Mark Wadsworth said...

Din, set up your own spreadsheet, reverse engineer mine, my columns are clearly labelled, much about with it, draw your own conclusions. Perhaps you will stumble across something that proves that It's All About The CO2.

So far I am struggling to find the slightest trace.

Mark Wadsworth said...

much = muck

Dinero said...
This comment has been removed by the author.
Mark Wadsworth said...

Din, nope.

Key to this is thickness of atmosphere (fixed). This is 99% of what you need to know.

Then amount of H2O or H2S4 vapour (fixed) and then finally how high clouds are (upper half of troposphere).

Those form clouds, which affect a) albedo and b) height of cloud cover or "mean radiating level".

My workings are based on Hansen's and control for all these variables.

If there are more clouds at higher levels, a) albedo goes up so effective temp goes down and b) altitude between them and surface goes up.

Higher albedo - lower effective temp. But higher altitude means that the extra K to be added to effective temp to find surface temp go up.

Those two effects pretty much cancel each other out.

But you have helped me pin down yet another contradiction inherent in 'climate science' that proves yet again what a load of horse shit it is.

Thanks, see next post.

Bayard said...

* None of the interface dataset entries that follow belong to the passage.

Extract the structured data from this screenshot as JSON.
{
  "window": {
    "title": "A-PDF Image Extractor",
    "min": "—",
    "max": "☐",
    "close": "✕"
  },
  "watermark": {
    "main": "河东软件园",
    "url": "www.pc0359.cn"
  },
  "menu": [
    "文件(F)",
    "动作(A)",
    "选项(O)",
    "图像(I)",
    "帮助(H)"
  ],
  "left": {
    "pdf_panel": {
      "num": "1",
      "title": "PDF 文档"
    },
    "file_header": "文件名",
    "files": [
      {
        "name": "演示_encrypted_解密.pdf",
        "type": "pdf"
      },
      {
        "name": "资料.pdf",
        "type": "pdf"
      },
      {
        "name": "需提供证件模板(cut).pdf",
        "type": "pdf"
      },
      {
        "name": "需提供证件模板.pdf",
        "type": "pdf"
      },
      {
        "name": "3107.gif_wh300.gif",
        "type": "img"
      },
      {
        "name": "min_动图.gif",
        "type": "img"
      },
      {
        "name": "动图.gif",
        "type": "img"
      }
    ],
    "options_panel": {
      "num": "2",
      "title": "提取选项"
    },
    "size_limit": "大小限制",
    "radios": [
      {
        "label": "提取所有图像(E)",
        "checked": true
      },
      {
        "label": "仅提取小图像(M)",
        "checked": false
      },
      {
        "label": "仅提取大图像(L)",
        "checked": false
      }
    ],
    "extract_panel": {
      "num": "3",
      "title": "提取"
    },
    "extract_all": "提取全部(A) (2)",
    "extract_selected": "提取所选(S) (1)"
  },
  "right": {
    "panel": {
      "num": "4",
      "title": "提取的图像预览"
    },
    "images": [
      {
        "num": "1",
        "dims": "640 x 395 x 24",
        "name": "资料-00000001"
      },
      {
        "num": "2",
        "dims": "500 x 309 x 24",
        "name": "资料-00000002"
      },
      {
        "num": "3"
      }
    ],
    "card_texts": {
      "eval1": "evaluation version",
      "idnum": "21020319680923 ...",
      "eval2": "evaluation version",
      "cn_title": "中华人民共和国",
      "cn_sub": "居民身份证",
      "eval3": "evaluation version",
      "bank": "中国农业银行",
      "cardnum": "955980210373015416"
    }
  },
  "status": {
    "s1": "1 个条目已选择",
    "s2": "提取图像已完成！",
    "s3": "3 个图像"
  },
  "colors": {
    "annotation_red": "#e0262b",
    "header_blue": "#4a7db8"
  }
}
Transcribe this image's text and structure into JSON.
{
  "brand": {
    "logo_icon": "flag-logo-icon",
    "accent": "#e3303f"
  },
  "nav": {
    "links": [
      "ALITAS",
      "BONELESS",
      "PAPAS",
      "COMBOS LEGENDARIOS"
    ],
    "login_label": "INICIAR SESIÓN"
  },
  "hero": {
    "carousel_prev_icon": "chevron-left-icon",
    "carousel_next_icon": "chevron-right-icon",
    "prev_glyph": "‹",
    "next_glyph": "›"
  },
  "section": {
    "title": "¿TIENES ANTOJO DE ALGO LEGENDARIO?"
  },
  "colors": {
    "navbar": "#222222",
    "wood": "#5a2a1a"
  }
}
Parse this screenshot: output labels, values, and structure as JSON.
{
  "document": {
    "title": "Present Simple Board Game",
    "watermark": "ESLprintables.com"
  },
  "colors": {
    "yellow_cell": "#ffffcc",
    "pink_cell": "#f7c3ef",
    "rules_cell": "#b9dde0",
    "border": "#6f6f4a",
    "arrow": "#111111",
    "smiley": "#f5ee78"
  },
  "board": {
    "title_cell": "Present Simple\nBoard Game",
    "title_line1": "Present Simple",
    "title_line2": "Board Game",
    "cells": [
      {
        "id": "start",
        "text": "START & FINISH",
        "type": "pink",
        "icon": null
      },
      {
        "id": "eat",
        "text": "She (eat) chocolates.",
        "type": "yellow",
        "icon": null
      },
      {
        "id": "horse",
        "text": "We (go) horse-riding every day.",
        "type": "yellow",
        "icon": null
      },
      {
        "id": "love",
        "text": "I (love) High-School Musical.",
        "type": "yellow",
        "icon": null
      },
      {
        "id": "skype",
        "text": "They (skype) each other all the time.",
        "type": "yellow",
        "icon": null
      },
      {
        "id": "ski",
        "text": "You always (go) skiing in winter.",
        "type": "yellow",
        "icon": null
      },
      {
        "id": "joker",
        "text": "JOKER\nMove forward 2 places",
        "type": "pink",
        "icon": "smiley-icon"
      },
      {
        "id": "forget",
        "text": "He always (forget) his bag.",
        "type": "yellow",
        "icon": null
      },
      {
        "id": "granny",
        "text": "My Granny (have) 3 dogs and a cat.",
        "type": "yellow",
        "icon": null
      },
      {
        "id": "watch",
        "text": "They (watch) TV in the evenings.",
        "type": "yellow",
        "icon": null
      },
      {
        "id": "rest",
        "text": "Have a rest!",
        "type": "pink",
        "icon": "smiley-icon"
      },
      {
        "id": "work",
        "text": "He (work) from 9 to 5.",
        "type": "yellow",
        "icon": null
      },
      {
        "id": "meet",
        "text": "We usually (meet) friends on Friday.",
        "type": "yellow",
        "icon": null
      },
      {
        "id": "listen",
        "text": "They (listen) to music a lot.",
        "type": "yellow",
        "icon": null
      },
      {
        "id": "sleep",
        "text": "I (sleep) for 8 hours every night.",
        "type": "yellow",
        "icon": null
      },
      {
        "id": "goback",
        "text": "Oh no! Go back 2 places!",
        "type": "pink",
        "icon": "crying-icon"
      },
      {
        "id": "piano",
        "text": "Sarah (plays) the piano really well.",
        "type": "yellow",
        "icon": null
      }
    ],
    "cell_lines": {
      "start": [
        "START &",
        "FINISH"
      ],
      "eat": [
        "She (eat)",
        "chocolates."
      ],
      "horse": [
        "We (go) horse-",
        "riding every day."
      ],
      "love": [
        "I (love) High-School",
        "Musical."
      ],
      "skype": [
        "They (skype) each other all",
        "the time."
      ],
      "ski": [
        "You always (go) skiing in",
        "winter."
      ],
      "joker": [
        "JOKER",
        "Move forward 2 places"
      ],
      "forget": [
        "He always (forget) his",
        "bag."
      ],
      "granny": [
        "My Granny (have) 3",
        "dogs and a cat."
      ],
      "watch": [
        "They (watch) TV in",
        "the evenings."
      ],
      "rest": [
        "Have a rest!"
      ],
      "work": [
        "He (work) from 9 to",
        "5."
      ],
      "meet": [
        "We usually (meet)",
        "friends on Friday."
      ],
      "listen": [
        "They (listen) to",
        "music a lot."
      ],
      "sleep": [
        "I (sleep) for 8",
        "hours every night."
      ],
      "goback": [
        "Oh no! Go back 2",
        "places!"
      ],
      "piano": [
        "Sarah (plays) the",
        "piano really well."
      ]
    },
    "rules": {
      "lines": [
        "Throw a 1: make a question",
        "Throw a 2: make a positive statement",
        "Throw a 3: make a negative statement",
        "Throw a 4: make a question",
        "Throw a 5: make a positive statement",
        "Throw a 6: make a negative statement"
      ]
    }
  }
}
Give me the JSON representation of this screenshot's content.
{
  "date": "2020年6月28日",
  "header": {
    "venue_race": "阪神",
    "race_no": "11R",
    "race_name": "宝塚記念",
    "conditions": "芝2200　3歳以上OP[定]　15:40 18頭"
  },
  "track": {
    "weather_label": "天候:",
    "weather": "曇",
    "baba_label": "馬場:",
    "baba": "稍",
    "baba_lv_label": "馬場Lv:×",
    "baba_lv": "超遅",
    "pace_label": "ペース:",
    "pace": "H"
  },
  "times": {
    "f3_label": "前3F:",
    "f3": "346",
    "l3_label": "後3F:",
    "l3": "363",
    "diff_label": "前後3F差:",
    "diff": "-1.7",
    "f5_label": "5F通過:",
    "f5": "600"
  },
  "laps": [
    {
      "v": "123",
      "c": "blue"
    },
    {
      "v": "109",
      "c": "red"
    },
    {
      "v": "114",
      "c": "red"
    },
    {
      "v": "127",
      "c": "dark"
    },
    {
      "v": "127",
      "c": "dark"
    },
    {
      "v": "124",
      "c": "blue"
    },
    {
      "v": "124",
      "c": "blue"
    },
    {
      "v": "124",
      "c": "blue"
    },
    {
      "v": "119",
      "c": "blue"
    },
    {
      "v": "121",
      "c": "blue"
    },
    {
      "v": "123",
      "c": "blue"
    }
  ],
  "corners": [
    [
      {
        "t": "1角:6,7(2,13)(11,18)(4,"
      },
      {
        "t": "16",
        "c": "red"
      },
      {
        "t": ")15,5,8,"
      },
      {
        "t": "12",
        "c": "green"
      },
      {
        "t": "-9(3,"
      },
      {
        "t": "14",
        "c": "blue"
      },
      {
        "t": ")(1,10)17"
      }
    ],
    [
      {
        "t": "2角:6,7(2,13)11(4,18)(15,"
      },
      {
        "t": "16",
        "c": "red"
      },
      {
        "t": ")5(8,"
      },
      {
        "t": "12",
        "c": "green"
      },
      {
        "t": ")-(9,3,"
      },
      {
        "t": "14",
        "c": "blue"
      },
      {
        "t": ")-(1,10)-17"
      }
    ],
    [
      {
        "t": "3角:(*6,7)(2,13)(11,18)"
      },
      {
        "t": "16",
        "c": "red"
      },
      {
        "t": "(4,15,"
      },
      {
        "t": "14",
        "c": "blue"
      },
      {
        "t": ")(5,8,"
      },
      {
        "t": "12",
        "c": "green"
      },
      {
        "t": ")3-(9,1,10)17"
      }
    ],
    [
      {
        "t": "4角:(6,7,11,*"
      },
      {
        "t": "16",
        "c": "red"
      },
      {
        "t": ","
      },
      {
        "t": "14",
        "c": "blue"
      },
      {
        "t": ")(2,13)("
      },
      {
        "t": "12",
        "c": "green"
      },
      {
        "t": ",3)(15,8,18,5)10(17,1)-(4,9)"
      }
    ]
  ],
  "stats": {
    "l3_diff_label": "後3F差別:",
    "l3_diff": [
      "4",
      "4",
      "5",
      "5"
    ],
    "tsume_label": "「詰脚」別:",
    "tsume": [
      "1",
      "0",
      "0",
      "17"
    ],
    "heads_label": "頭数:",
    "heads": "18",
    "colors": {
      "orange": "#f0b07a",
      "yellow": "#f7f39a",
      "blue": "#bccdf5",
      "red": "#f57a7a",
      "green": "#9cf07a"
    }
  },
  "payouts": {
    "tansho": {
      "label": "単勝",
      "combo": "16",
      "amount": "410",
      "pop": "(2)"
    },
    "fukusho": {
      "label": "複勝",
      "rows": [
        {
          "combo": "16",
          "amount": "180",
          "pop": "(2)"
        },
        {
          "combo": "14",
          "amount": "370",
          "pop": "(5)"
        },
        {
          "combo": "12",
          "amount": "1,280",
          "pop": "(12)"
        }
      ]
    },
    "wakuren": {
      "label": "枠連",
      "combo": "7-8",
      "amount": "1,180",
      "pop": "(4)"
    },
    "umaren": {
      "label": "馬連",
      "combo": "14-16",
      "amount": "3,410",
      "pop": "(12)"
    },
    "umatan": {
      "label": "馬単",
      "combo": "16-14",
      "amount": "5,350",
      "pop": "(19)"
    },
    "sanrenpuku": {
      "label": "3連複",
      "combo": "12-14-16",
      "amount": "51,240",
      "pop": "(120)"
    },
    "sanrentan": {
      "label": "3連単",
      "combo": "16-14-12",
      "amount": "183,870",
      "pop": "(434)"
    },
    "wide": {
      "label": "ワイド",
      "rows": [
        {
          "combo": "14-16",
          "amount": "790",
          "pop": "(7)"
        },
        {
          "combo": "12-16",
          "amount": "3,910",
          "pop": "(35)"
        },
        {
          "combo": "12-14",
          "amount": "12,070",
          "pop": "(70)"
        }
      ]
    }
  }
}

L, do you have a lathe where the cutter disengages automatically at the end of the thread, or do you have to do it manually? It was the latter when I learned to do it, keeps you on your toes.

Din, please don't call climate "scientists", climatologists. The former are the priests of the new religion, the latter are scientists who study the climate.